However, this also extends far further than costs incurred in road and traffic management itself. As AI improves and is able to better predict congestion and is accurately able to reroute more efficiently, journey times could be cut considerably. This means industries reliant upon transport that are often at the mercy of potential congestion and road incidents, will be able to complete their daily tasks faster and more economically.
AI has also been and continues to be instrumental in road safety. Accidents and incidents are expensive, and the UK alone loses millions of pounds a year on accident-related costs alone. The use of AI to make road safety and accident prevention more reliable can help to reduce these costs further.
Road safety is not only just important in order to keep road management costs down; it is essential in saving lives and preventing injury at a time when there are more cars on the road than ever before. By utilising technology, such as drones and camera-equipped vehicles to aid in road maintenance, engineers are able to find damaged or hazardous areas much faster.

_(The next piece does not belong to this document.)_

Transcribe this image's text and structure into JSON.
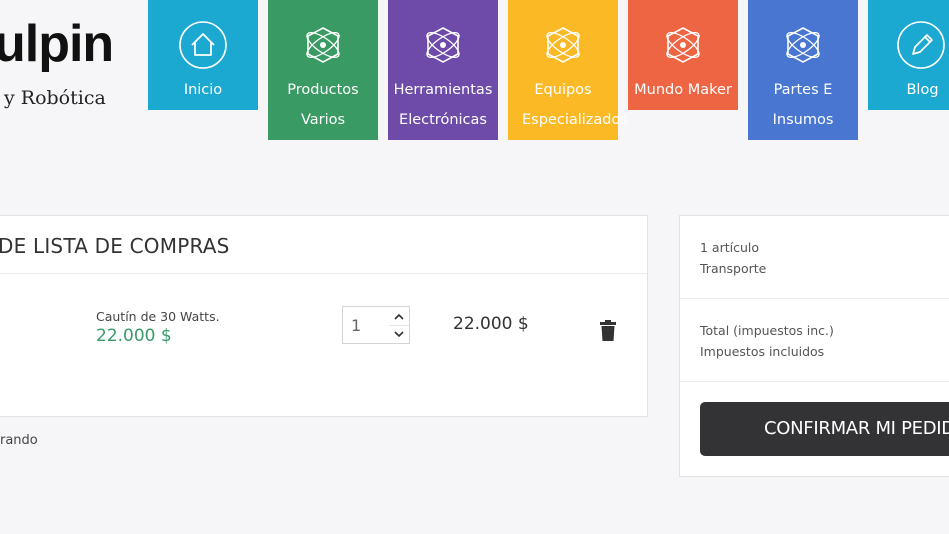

However, AI can also aid in accident prevention by collecting data from cameras to perform real time checks for drowsy and reckless drivers. As well as being able to locate dangerous drivers and damaged areas of the road, historic data can also be analysed to ascertain where the most dangerous segments of a road are located based on previous incidents.
When it comes to road safety, AI is also instrumental in ensuring that the future of self-automated vehicles is a safe and reliable experience for drivers and pedestrians. Through the use of camera technology and machine learning, digital maps are able to become more detailed to aid with the needs of the self-driving car. Camera technology is also far better equipped to recognise and register smaller details such as road signs, which may not be picked up by GPS and are essential information for the self-automated vehicle.
Even while self-driving cars are still considered mostly a futuristic invention, standard vehicles can also benefit from accurate digital mapping in terms of safety. More advanced maps with greater detail for upcoming speed variations, slip roads and other vital information allow the driver to plan ahead and drive more safely.
What are the limitations of technology?
Of course, we are nowhere near an age where computers and robots are able to tackle every single road management issue and task we have. AI in particular is still very much in its infancy with understanding what we need it to understand.
One of the biggest roadblocks when it comes to both AI and machine learning is that it is currently a mostly outcome-driven process and understanding how these applications arrive at their outcome can be a challenge. The number of processes that an AI unit must go through to achieve the accurate outcome we need makes it almost impossible to realistically dissect its reasoning and figure out how it came to its final conclusion.
Using incorrect algorithms or data models can also result in biased or misleading results. This is why a certain level of human intervention is still necessary in order to reduce the likelihood of blindly trusting the data produced by an AI algorithm. A certain level of analysis and statistical assessment is needed in order to achieve the most accurate results.
The most important thing to remember with any kind of road technology and especially with AI is that there is no one-size-fits-all approach; any technology must be used in tandem with analysis and human critical thinking. AI is still a relatively new technology all things considered and as such, is still very narrow minded in what it can achieve. What it can do is create a more efficient, safe and streamlined process when it comes to movement of people, road safety and infrastructure; something that is going to be even more vital as we really move into the future.